It made a huge difference!  On the first sleeve, I had to hand-baste the edges together, pin it every inch, and it still fought me the entire way.  With the second seam, treated, I didn't need to baste it!  And the whole thing lay much more flat and neat when it was done.

I used the same treatment method and mantua-maker's stitch to attach the sleeves and sew the side seams, then I added a channel to the neckline for the drawstring.  I used bias strips of cotton voile left over from another project.  I used 1/4" twill tape for the ties.

Simple!  However, I didn't want the ties of the drawstring to hang down on the inside, so I tried it on and drew up the neckline until it sat where I wanted it.  Then I trimmed off the extra twill tape and sewed the ends together permanently.  There is still quite a large enough opening to get it on over my head with no problems.  In the car on the way to the ball, I stitched the gold braided trim along the top, covering the drawstring casing.  It's not perfect, but it worked.
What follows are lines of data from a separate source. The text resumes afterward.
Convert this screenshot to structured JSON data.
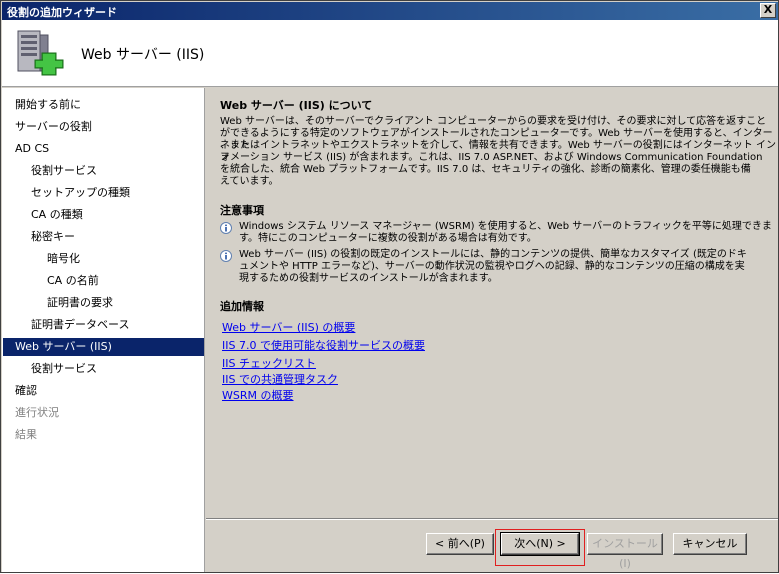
{
  "window": {
    "title": "役割の追加ウィザード",
    "close_glyph": "X"
  },
  "header": {
    "title": "Web サーバー (IIS)"
  },
  "sidebar": {
    "items": [
      {
        "label": "開始する前に",
        "state": "normal"
      },
      {
        "label": "サーバーの役割",
        "state": "normal"
      },
      {
        "label": "AD CS",
        "state": "normal"
      },
      {
        "label": "役割サービス",
        "state": "normal"
      },
      {
        "label": "セットアップの種類",
        "state": "normal"
      },
      {
        "label": "CA の種類",
        "state": "normal"
      },
      {
        "label": "秘密キー",
        "state": "normal"
      },
      {
        "label": "暗号化",
        "state": "normal"
      },
      {
        "label": "CA の名前",
        "state": "normal"
      },
      {
        "label": "証明書の要求",
        "state": "normal"
      },
      {
        "label": "証明書データベース",
        "state": "normal"
      },
      {
        "label": "Web サーバー (IIS)",
        "state": "active"
      },
      {
        "label": "役割サービス",
        "state": "normal"
      },
      {
        "label": "確認",
        "state": "normal"
      },
      {
        "label": "進行状況",
        "state": "disabled"
      },
      {
        "label": "結果",
        "state": "disabled"
      }
    ]
  },
  "main": {
    "about_title": "Web サーバー (IIS) について",
    "about_lines": [
      "Web サーバーは、そのサーバーでクライアント コンピューターからの要求を受け付け、その要求に対して応答を返すこと",
      "ができるようにする特定のソフトウェアがインストールされたコンピューターです。Web サーバーを使用すると、インターネット",
      "、またはイントラネットやエクストラネットを介して、情報を共有できます。Web サーバーの役割にはインターネット インフ",
      "ォメーション サービス (IIS) が含まれます。これは、IIS 7.0 ASP.NET、および Windows Communication Foundation",
      "を統合した、統合 Web プラットフォームです。IIS 7.0 は、セキュリティの強化、診断の簡素化、管理の委任機能も備",
      "えています。"
    ],
    "notes_title": "注意事項",
    "note1_lines": [
      "Windows システム リソース マネージャー (WSRM) を使用すると、Web サーバーのトラフィックを平等に処理できま",
      "す。特にこのコンピューターに複数の役割がある場合は有効です。"
    ],
    "note2_lines": [
      "Web サーバー (IIS) の役割の既定のインストールには、静的コンテンツの提供、簡単なカスタマイズ (既定のドキ",
      "ュメントや HTTP エラーなど)、サーバーの動作状況の監視やログへの記録、静的なコンテンツの圧縮の構成を実",
      "現するための役割サービスのインストールが含まれます。"
    ],
    "more_title": "追加情報",
    "links": [
      "Web サーバー (IIS) の概要",
      "IIS 7.0 で使用可能な役割サービスの概要",
      "IIS チェックリスト",
      "IIS での共通管理タスク",
      "WSRM の概要"
    ]
  },
  "footer": {
    "back_label": "< 前へ(P)",
    "next_label": "次へ(N) >",
    "install_label": "インストール(I)",
    "cancel_label": "キャンセル"
  },
  "colors": {
    "titlebar": "#0a246a",
    "selection": "#0a246a",
    "link": "#0000ee",
    "highlight_box": "#e02020"
  }
}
The full look:


I would have liked more square corners at the front neckline, but all in all I think I did a pretty good job of bringing this particular look to life.  It was such a fun project, and very silly and fun to wear!

The dress fits much better with my stays underneath, which makes sense since it was drafted over the stays.  And I felt much more covered with the chemisette!


Left - at the Regency Ladies' Retreat with a bodiced petticoat underneath

For the ball, I threw together a makeshift turban in the car, using the leftover blue silk strip from cutting the skirt to length, wrapped with the remaining gold braided trim I had just used on the chemisette neckline.  I pinned a butterfly brooch to the side and stuck some feathers in behind it!

I love how it turned out, but I know I'll never get it to look that good again.  :p  And it was heavier on the side with the brooch, so it kept drooping and sliding throughout the night, which was annoying.  It never quite felt secure on my head, which is unsurprising as it was held together with safety pins and attached - very loosely - to my hair with bobby pins.  But darn it if it didn't look cool!

Here are some more pictures from the ball - I don't have enough to do a full post on it:

Brian the Engineer wore his Black Wool Tailcoat, Purple Velvet Waistcoat, and new trousers.

We got a group shot of all the ladies wearing blue - there were a lot of us! 

And then one of Stephani, me, and Stacy in our nearly-identical-color silk gowns: 

One other addition for the ball was these shoe clips to match the lace medallions on my skirt: